**** RECORDS ****

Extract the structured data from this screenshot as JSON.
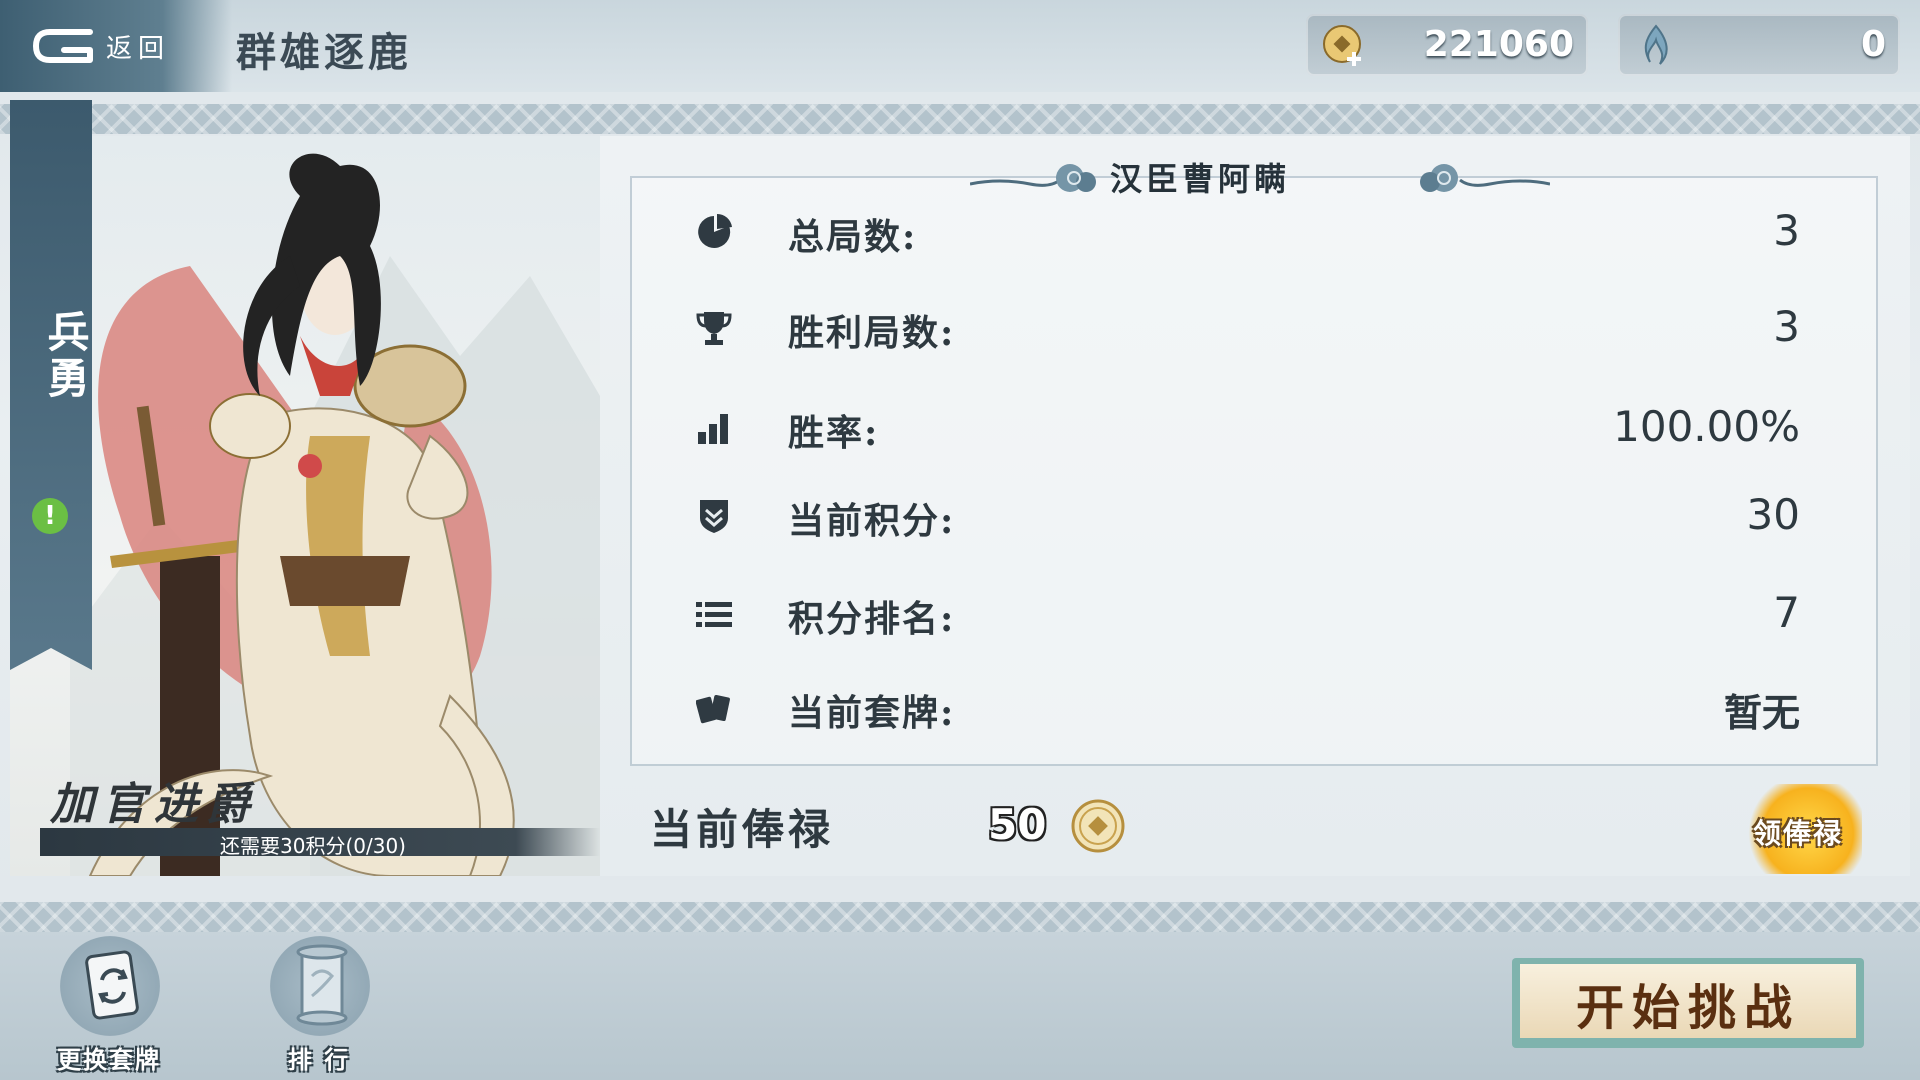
{
  "header": {
    "back_label": "返回",
    "title": "群雄逐鹿",
    "coins": "221060",
    "jade": "0"
  },
  "hero": {
    "rank": "兵勇",
    "promotion_title": "加官进爵",
    "promotion_progress_text": "还需要30积分(0/30)",
    "promotion_progress": 0
  },
  "stats": {
    "player_name": "汉臣曹阿瞒",
    "rows": [
      {
        "icon": "pie-chart-icon",
        "label": "总局数:",
        "value": "3"
      },
      {
        "icon": "trophy-icon",
        "label": "胜利局数:",
        "value": "3"
      },
      {
        "icon": "bar-chart-icon",
        "label": "胜率:",
        "value": "100.00%"
      },
      {
        "icon": "shield-icon",
        "label": "当前积分:",
        "value": "30"
      },
      {
        "icon": "list-icon",
        "label": "积分排名:",
        "value": "7"
      },
      {
        "icon": "cards-icon",
        "label": "当前套牌:",
        "value": "暂无"
      }
    ]
  },
  "salary": {
    "label": "当前俸禄",
    "value": "50",
    "claim_label": "领俸禄"
  },
  "bottom": {
    "change_deck_label": "更换套牌",
    "ranking_label": "排 行",
    "start_label": "开始挑战"
  },
  "colors": {
    "accent_dark": "#3e5f72",
    "salary_gold": "#f7b21e",
    "start_button_frame": "#7fb3ad"
  }
}
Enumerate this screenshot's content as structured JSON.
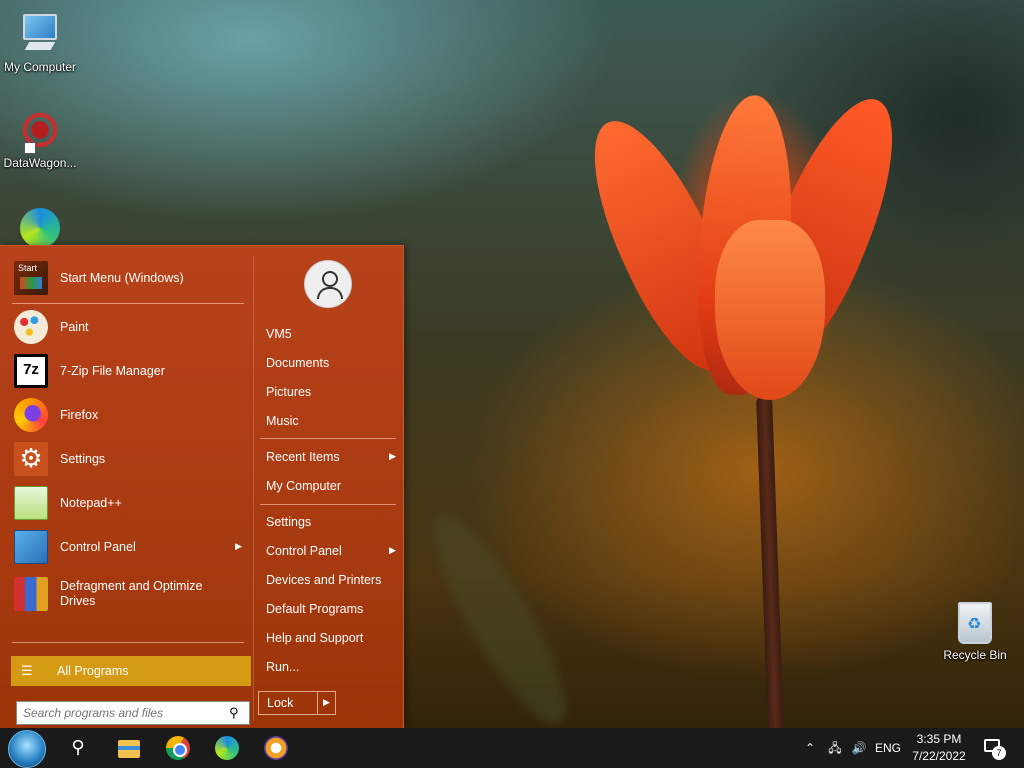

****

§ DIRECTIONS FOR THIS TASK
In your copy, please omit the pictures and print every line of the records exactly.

§ REPLY
Extract the structured data from this screenshot as JSON.
{
  "header": {
    "back_label": "返回",
    "title": "群雄逐鹿",
    "coins": "221060",
    "jade": "0"
  },
  "hero": {
    "rank": "兵勇",
    "promotion_title": "加官进爵",
    "promotion_progress_text": "还需要30积分(0/30)",
    "promotion_progress": 0
  },
  "stats": {
    "player_name": "汉臣曹阿瞒",
    "rows": [
      {
        "icon": "pie-chart-icon",
        "label": "总局数:",
        "value": "3"
      },
      {
        "icon": "trophy-icon",
        "label": "胜利局数:",
        "value": "3"
      },
      {
        "icon": "bar-chart-icon",
        "label": "胜率:",
        "value": "100.00%"
      },
      {
        "icon": "shield-icon",
        "label": "当前积分:",
        "value": "30"
      },
      {
        "icon": "list-icon",
        "label": "积分排名:",
        "value": "7"
      },
      {
        "icon": "cards-icon",
        "label": "当前套牌:",
        "value": "暂无"
      }
    ]
  },
  "salary": {
    "label": "当前俸禄",
    "value": "50",
    "claim_label": "领俸禄"
  },
  "bottom": {
    "change_deck_label": "更换套牌",
    "ranking_label": "排 行",
    "start_label": "开始挑战"
  },
  "colors": {
    "accent_dark": "#3e5f72",
    "salary_gold": "#f7b21e",
    "start_button_frame": "#7fb3ad"
  }
}
Enumerate this screenshot's content as structured JSON.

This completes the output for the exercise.